Religious affairs correspondent, BBC News
The service was held at St Bartholomew the Great Church
To all outward appearances, the service of blessing that sealed the partnership of the Reverend Dr David Lord and the Reverend Peter Cowell was a traditional wedding.
The order of service was closely based on the wedding liturgy contained in the Book of Common Prayer, complete with an exchange of vows and rings.
It also contained the rich language of the traditional service, complete with its implicit recognition of the sexual element of marriage.
"With this ring I thee bind, with my body I thee worship, and with all my worldly goods I thee endow."
The service took place at St Bartholomew the Great in Smithfield in London - one of the churches used in the filming of Four Weddings and a Funeral - and was conducted by the vicar, the Reverend Dr Martin Dudley.
The outcry that has followed what its organisers described as a "holy covenant of love and fidelity" has now extended to the very top of the Church.
The Archbishop of Canterbury Rowan Williams and the Archbishop of York John Sentamu issued a stern rebuke to the three priests, saying they viewed the blessing with great concern.
Dr Williams and Dr Sentamu may have been so quick to denounce the gay 'wedding' because it was made public at such a critical moment
They said the Church's teaching on sexuality was well known and "remained current".
They listed some of it, including a controversial Lambeth Conference motion which judges active homosexuality to be incompatible with biblical principles.

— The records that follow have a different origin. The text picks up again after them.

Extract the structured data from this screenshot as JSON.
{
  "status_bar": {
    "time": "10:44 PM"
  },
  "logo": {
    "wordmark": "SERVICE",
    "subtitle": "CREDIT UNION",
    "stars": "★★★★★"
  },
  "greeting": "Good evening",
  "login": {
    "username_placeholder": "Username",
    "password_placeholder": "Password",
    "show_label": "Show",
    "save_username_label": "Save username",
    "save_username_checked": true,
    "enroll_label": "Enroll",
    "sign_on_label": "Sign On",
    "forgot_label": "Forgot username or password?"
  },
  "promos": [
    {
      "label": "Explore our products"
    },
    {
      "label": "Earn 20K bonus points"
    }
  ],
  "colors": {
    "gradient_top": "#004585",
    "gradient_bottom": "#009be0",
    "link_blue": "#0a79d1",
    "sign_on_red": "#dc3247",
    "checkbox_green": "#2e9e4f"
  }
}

The archbishops added: "Those clergy who disagree with the Church's teaching are at liberty to seek to persuade others within the Church of the reasons why they believe, in the light of scripture, tradition and reason that it should be changed.

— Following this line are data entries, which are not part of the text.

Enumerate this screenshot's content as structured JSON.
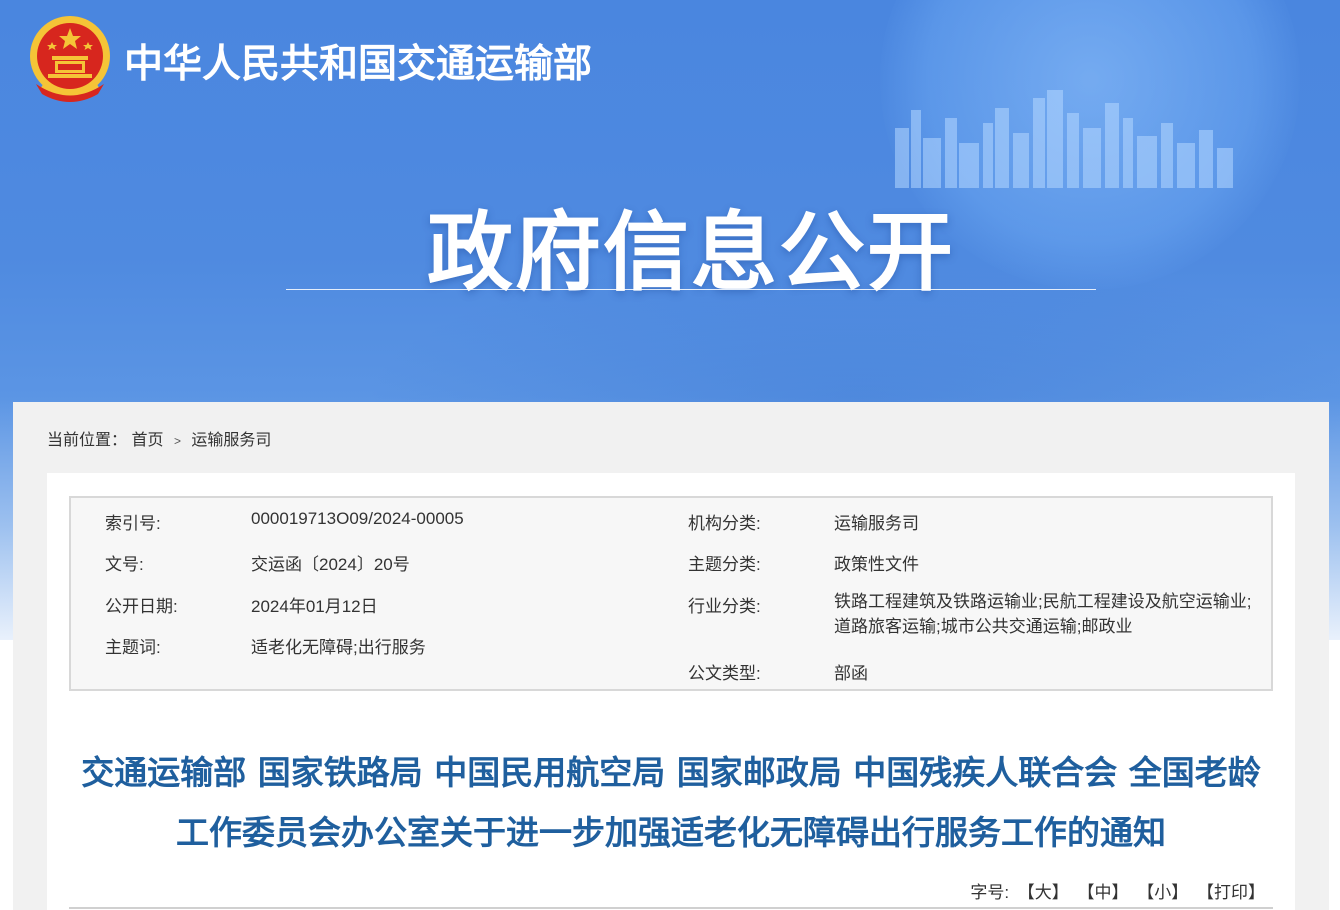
{
  "header": {
    "site_title": "中华人民共和国交通运输部",
    "section_title": "政府信息公开",
    "emblem_icon": "national-emblem-icon"
  },
  "breadcrumb": {
    "label": "当前位置：",
    "items": [
      "首页",
      "运输服务司"
    ],
    "separator": ">"
  },
  "meta": {
    "index_label": "索引号:",
    "index_value": "000019713O09/2024-00005",
    "doc_no_label": "文号:",
    "doc_no_value": "交运函〔2024〕20号",
    "date_label": "公开日期:",
    "date_value": "2024年01月12日",
    "keywords_label": "主题词:",
    "keywords_value": "适老化无障碍;出行服务",
    "org_label": "机构分类:",
    "org_value": "运输服务司",
    "topic_label": "主题分类:",
    "topic_value": "政策性文件",
    "industry_label": "行业分类:",
    "industry_value": "铁路工程建筑及铁路运输业;民航工程建设及航空运输业;道路旅客运输;城市公共交通运输;邮政业",
    "doctype_label": "公文类型:",
    "doctype_value": "部函"
  },
  "document": {
    "title": "交通运输部 国家铁路局 中国民用航空局 国家邮政局 中国残疾人联合会 全国老龄工作委员会办公室关于进一步加强适老化无障碍出行服务工作的通知"
  },
  "font_size": {
    "label": "字号:",
    "large": "【大】",
    "medium": "【中】",
    "small": "【小】",
    "print": "【打印】"
  },
  "colors": {
    "banner_blue": "#4a86df",
    "title_blue": "#1f5f9e",
    "emblem_red": "#d7261e",
    "emblem_gold": "#f5c437"
  }
}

"But they are not at liberty simply to disregard it."
Dr Williams and Dr Sentamu may have been so quick to denounce the gay "wedding" because it was made public at such a critical moment.

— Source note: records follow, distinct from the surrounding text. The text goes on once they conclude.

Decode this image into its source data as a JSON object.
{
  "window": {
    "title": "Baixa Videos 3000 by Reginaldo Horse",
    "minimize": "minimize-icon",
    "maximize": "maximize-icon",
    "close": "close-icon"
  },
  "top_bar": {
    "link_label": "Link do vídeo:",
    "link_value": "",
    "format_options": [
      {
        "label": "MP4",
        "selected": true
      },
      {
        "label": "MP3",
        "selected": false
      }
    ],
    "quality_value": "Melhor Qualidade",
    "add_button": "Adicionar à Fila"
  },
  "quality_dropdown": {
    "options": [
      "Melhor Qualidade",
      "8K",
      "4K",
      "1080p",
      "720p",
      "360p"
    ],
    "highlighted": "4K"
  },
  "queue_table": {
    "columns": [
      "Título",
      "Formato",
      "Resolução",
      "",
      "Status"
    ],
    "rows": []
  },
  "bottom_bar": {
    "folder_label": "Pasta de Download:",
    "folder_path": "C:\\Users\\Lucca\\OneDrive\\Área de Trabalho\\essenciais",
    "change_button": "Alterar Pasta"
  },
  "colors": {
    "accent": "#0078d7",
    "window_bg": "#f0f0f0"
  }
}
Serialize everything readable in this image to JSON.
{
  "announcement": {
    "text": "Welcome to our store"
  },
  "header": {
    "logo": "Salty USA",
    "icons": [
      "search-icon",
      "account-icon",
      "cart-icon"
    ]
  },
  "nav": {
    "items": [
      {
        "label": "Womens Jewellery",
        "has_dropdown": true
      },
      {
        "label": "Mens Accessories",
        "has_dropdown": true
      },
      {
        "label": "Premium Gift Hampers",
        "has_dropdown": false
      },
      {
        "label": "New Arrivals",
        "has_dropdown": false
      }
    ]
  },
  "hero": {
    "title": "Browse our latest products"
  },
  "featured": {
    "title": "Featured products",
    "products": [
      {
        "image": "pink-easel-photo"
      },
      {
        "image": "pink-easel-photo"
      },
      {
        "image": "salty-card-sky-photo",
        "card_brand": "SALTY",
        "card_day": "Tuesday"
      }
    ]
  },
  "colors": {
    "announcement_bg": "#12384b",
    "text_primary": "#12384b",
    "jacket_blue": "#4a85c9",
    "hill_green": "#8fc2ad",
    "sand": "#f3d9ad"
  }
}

Hundreds of Anglican bishops from around the world are converging on Canterbury next month for the communion's biggest meeting of all - the 10-yearly Lambeth Conference.
The ever-widening split caused by the dispute over homosexuality is likely to haunt the meeting and will be discussed towards its end.
The archbishops do not want to send any sign to the rest of the Anglican communion that the Church of England - the communion's "mother church" - tolerates such elaborate church blessings of homosexual partnerships.
To add to the pressure, traditionalists in the communion are just beginning their own conference in Jordan, followed by a pilgrimage to Jerusalem.
Many of the bishops in Jordan are boycotting the Lambeth Conference in protest at the presence there of bishops who helped ordain the openly gay bishop Gene Robinson in New Hampshire, US, in 2003.
The Bishop of London, Richard Chartres, was quick to announce an investigation into the gay "wedding".
The pressure on him to take disciplinary action has increased with a legal opinion from a senior Church lawyer that the event broke canon, or church, law.
Dr James Behrens, of Lincoln's Inn in London, was commissioned to look into the matter by the traditionalist group Anglican Mainstream.
Expert opinion suggests that a single blessing service - even one this closely modelled on a marriage - would be cause for defrocking, the ultimate punishment for a priest
They have since sent the findings to Bishop Chartres.
Dr Behrens said clergy were allowed to make minor alterations to the wording of services authorised by the Church, but not ones as substantial as were made at St Bartholomew the Great a couple of weeks ago.
He cited the substitution of the word "partner" for "husband" and "wife".
Church law also says that variations must be "reverent and seemly" and not suggest any "departure from the doctrine of the Church".
In Dr Behrens' judgement the blessing service was illegal on this basis too.
Expert opinion suggests that a single blessing service - even one this closely modelled on a marriage - would be cause for defrocking, the ultimate punishment for a priest.
It's unlikely that traditionalists would even push for that.
It's conceivable that there could be a long disciplinary process if it's judged that there's a case to answer for the clergy who took part.
It could just be that Dr Dudley will simply be admonished - told not to carry out such a service again.
Traditionalists are concerned that there should be at least some public sign of official disapproval before bishops arrive for the Lambeth Conference in a month's time.
Otherwise, they fear, many of the visitors will place the Church of England in the same category as the liberal American and Canadian Churches and its credibility will be undermined.